Water Quality Program

Community Solutions for Clean Water
Clean water is an invaluable resource in our community. Not only is it essential for human health, but also for the health of fish, shellfish, wildlife, and livestock. It also provides irrigation for crops and a safe place for water-based recreation.

However, did you know that only 20% of monitoring sites in Whatcom County are meeting water quality standards for bacterial pollution? This is a significant and complex issue.
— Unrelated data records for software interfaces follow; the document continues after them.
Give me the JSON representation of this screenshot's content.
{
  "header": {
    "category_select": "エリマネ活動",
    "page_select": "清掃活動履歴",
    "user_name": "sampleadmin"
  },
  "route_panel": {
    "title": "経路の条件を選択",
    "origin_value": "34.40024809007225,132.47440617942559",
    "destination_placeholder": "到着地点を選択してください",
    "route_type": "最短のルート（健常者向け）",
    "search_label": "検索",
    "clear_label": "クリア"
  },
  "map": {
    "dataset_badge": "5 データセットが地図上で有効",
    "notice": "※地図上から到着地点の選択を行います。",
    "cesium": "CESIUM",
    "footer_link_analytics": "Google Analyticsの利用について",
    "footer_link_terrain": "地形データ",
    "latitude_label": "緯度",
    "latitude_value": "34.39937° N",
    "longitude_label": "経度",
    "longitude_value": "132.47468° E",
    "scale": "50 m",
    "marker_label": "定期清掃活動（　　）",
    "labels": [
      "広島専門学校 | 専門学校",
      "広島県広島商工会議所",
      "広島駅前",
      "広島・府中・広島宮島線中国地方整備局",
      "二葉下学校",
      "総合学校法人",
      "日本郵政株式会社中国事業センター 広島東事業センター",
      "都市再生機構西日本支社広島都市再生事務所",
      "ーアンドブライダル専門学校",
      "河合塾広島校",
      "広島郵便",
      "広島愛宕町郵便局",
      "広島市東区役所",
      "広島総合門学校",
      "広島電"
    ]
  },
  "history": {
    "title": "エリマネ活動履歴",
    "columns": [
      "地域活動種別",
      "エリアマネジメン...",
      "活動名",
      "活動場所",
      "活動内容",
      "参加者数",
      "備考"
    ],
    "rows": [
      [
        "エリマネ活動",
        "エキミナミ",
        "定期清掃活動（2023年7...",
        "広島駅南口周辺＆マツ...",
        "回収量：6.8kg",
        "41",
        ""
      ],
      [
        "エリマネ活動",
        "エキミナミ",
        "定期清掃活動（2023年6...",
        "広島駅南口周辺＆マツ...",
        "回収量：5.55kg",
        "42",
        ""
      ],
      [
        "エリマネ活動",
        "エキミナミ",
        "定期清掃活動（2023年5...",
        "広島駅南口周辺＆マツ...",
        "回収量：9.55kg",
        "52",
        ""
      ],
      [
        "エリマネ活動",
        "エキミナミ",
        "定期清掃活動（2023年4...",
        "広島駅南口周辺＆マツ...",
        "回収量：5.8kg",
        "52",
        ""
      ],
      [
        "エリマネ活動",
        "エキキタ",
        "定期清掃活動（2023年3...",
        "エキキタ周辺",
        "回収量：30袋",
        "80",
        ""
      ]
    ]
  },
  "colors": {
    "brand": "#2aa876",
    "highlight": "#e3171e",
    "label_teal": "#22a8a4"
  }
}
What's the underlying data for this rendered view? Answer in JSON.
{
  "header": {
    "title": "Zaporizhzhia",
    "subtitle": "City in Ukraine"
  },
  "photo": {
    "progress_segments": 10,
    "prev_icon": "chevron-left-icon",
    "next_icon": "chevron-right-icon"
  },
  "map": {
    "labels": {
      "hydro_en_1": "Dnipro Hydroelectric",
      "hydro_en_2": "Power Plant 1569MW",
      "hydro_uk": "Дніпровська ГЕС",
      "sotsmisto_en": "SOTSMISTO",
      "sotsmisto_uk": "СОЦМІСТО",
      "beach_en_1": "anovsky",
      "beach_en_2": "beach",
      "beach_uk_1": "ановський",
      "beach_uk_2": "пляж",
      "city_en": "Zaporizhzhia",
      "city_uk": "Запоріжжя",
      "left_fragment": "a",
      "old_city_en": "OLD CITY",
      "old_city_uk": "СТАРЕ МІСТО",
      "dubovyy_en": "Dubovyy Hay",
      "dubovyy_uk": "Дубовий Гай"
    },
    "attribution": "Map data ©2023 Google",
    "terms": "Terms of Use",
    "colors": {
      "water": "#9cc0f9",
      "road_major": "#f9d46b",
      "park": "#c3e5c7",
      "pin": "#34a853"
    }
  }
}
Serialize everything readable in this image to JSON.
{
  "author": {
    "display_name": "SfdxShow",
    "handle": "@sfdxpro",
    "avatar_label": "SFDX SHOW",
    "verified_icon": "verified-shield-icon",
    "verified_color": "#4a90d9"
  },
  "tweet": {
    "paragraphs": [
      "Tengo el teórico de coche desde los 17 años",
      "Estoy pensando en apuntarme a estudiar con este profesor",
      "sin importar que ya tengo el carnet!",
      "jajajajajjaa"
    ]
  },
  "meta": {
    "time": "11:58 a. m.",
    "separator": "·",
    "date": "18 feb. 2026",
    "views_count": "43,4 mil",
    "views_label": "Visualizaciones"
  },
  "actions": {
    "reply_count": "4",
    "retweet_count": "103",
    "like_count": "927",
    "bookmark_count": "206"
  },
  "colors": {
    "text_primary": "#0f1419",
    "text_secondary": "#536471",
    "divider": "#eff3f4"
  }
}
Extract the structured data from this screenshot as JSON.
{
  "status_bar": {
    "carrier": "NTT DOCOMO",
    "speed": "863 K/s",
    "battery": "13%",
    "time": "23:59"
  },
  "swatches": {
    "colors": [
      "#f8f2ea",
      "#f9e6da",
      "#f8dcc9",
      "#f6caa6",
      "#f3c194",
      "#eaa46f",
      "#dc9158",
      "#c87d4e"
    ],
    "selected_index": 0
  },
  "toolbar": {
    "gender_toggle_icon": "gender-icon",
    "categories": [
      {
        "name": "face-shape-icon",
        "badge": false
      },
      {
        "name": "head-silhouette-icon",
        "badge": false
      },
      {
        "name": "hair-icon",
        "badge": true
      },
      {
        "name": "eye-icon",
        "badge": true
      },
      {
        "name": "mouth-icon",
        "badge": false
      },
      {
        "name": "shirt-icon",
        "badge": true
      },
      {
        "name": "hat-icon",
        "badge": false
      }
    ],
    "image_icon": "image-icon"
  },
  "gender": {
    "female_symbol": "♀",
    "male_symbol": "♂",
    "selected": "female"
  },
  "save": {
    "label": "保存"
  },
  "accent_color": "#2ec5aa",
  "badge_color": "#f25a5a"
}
Ensuring clean water for our community requires everyone to be part of the solution.  
Pollution Identification & Correction (PIC) Program
The PIC Program was created to help implement community solutions for clean water.

Whatcom County Public Works uses water quality monitoring data to identify priority areas for improvement programs and provides community outreach and education, technical and financial assistance for landowners, and coordination with County departments and other agencies to identify and address potential bacteria sources.

Visit the pages listed on the menu to the left to learn more about sources of bacterial pollution, water quality monitoring efforts, water quality status in Whatcom County and opportunities for community members to get involved. See our Technical and Financial Assistance page for information on our Septic Maintenance Rebate Program and other resources to assist you in correcting pollution sources and improving water quality.

Contact Us
Gary Stoyka
Natural Resources Program Manager
Erika Douglas
Senior Water Quality Planner
Email the PIC Program
Water & Natural Resources
322 N. Commercial Street, Suite 110
Bellingham, WA 98225
Phone: 360.778.6230

Public Works Department
Phone: 360-778-6200
Fax: 360-778-6201

Monday - Friday
8:00 a.m. - 4:30 p.m.
Closed legal holidays
  1. Pollution
  2. Identification
  3. Correction
Key Sources of Pollution

The key potential sources of bacteria that have been identified in Whatcom County coastal drainages are:
  • Animal waste from agricultural operations, domestic pets, waterfowl, and wildlife
  • Human sewage from failing on-site sewage systems (OSS), leaking sewers, or cross-connections.

We are investigating other potential sources of fecal coliform pollution (e.g. rotting wood waste) and will update this website as new information becomes available.
Types of bacterial pollution and their sources.

source collage 

report a problem